The task
With the images left out, print every entry that follows exactly.

Input section start

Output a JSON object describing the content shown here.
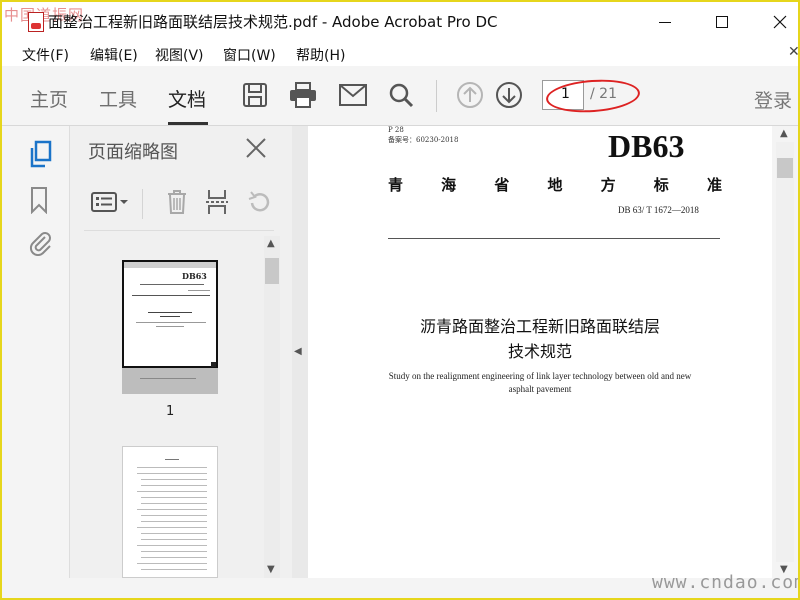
{
  "window": {
    "title": "面整治工程新旧路面联结层技术规范.pdf - Adobe Acrobat Pro DC",
    "watermark_top_left": "中国道振网",
    "watermark_bottom_right": "www.cndao.com"
  },
  "menu": {
    "items": [
      "文件(F)",
      "编辑(E)",
      "视图(V)",
      "窗口(W)",
      "帮助(H)"
    ]
  },
  "toolbar": {
    "tabs": [
      "主页",
      "工具",
      "文档"
    ],
    "active_tab": "文档",
    "current_page": "1",
    "total_pages": "/ 21",
    "login": "登录"
  },
  "panel": {
    "title": "页面缩略图",
    "thumb1_number": "1",
    "thumb1_db": "DB63"
  },
  "document": {
    "class_code": "P 28",
    "record_no": "备案号：60230-2018",
    "db_code": "DB63",
    "province_chars": [
      "青",
      "海",
      "省",
      "地",
      "方",
      "标",
      "准"
    ],
    "std_no": "DB 63/ T 1672—2018",
    "title_line1": "沥青路面整治工程新旧路面联结层",
    "title_line2": "技术规范",
    "en_line1": "Study on the realignment engineering of link layer technology between old and new",
    "en_line2": "asphalt pavement"
  },
  "colors": {
    "accent_red": "#d22222",
    "frame_yellow": "#e6d61c"
  }
}
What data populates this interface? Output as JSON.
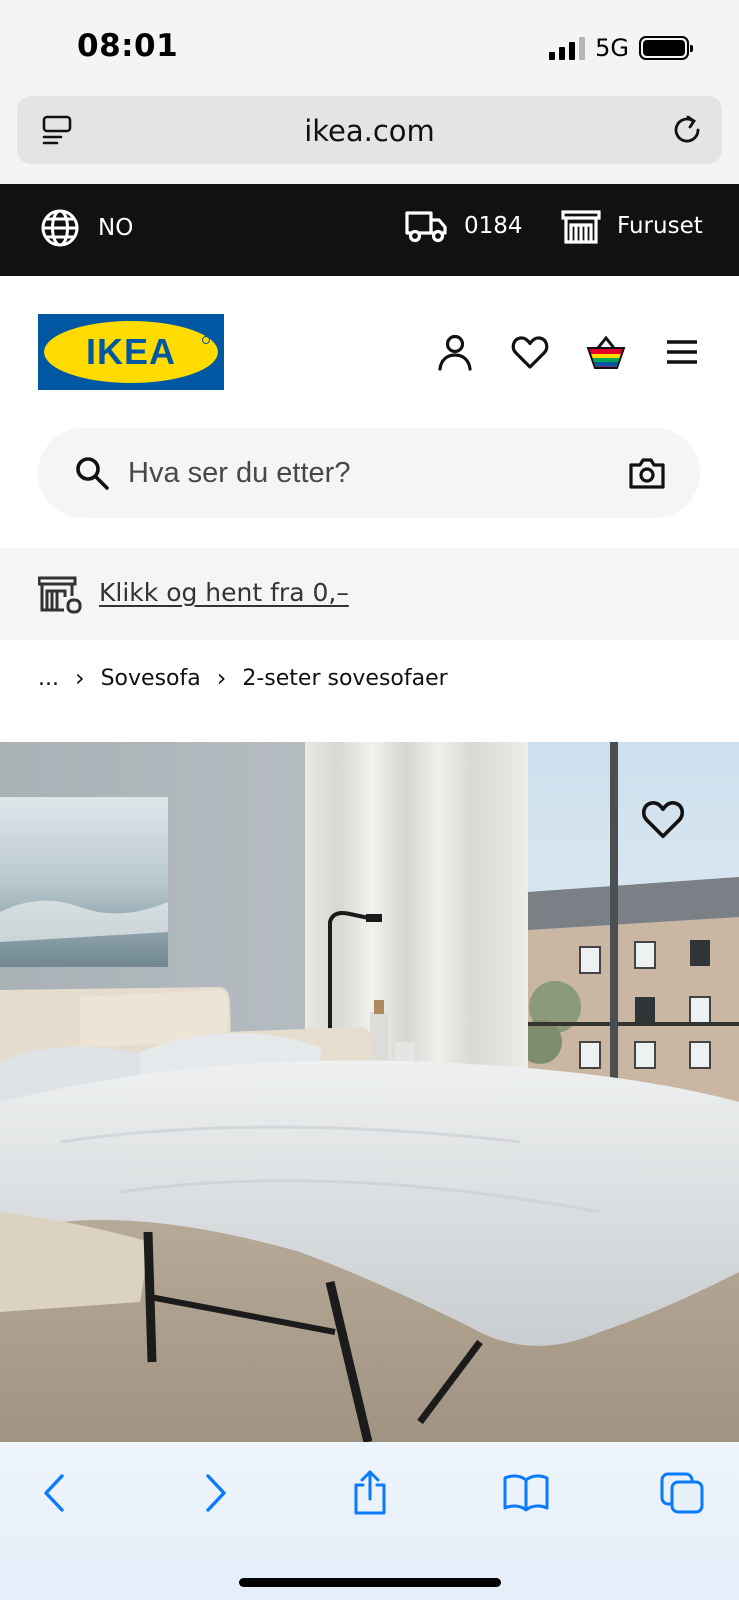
{
  "status_bar": {
    "time": "08:01",
    "network": "5G"
  },
  "browser": {
    "url": "ikea.com"
  },
  "topbar": {
    "language": "NO",
    "postal_code": "0184",
    "store": "Furuset"
  },
  "header": {
    "logo_text": "IKEA",
    "search_placeholder": "Hva ser du etter?"
  },
  "banner": {
    "link_text": "Klikk og hent fra 0,–"
  },
  "breadcrumb": {
    "ellipsis": "...",
    "items": [
      "Sovesofa",
      "2-seter sovesofaer"
    ]
  },
  "colors": {
    "ikea_blue": "#0058a3",
    "ikea_yellow": "#ffdb00",
    "topbar_bg": "#111111",
    "toolbar_blue": "#0a7aff"
  },
  "icons": {
    "topbar": [
      "globe-icon",
      "truck-icon",
      "store-icon"
    ],
    "header": [
      "user-icon",
      "heart-icon",
      "basket-icon",
      "menu-icon"
    ],
    "toolbar": [
      "back-icon",
      "forward-icon",
      "share-icon",
      "bookmarks-icon",
      "tabs-icon"
    ]
  }
}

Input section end

Output of the exercise
Output a JSON object describing the content shown here.
{
  "window": {
    "title": "面整治工程新旧路面联结层技术规范.pdf - Adobe Acrobat Pro DC",
    "watermark_top_left": "中国道振网",
    "watermark_bottom_right": "www.cndao.com"
  },
  "menu": {
    "items": [
      "文件(F)",
      "编辑(E)",
      "视图(V)",
      "窗口(W)",
      "帮助(H)"
    ]
  },
  "toolbar": {
    "tabs": [
      "主页",
      "工具",
      "文档"
    ],
    "active_tab": "文档",
    "current_page": "1",
    "total_pages": "/ 21",
    "login": "登录"
  },
  "panel": {
    "title": "页面缩略图",
    "thumb1_number": "1",
    "thumb1_db": "DB63"
  },
  "document": {
    "class_code": "P 28",
    "record_no": "备案号：60230-2018",
    "db_code": "DB63",
    "province_chars": [
      "青",
      "海",
      "省",
      "地",
      "方",
      "标",
      "准"
    ],
    "std_no": "DB 63/ T 1672—2018",
    "title_line1": "沥青路面整治工程新旧路面联结层",
    "title_line2": "技术规范",
    "en_line1": "Study on the realignment engineering of link layer technology between old and new",
    "en_line2": "asphalt pavement"
  },
  "colors": {
    "accent_red": "#d22222",
    "frame_yellow": "#e6d61c"
  }
}
What data populates this interface? Output as JSON.
{
  "status_bar": {
    "time": "08:01",
    "network": "5G"
  },
  "browser": {
    "url": "ikea.com"
  },
  "topbar": {
    "language": "NO",
    "postal_code": "0184",
    "store": "Furuset"
  },
  "header": {
    "logo_text": "IKEA",
    "search_placeholder": "Hva ser du etter?"
  },
  "banner": {
    "link_text": "Klikk og hent fra 0,–"
  },
  "breadcrumb": {
    "ellipsis": "...",
    "items": [
      "Sovesofa",
      "2-seter sovesofaer"
    ]
  },
  "colors": {
    "ikea_blue": "#0058a3",
    "ikea_yellow": "#ffdb00",
    "topbar_bg": "#111111",
    "toolbar_blue": "#0a7aff"
  },
  "icons": {
    "topbar": [
      "globe-icon",
      "truck-icon",
      "store-icon"
    ],
    "header": [
      "user-icon",
      "heart-icon",
      "basket-icon",
      "menu-icon"
    ],
    "toolbar": [
      "back-icon",
      "forward-icon",
      "share-icon",
      "bookmarks-icon",
      "tabs-icon"
    ]
  }
}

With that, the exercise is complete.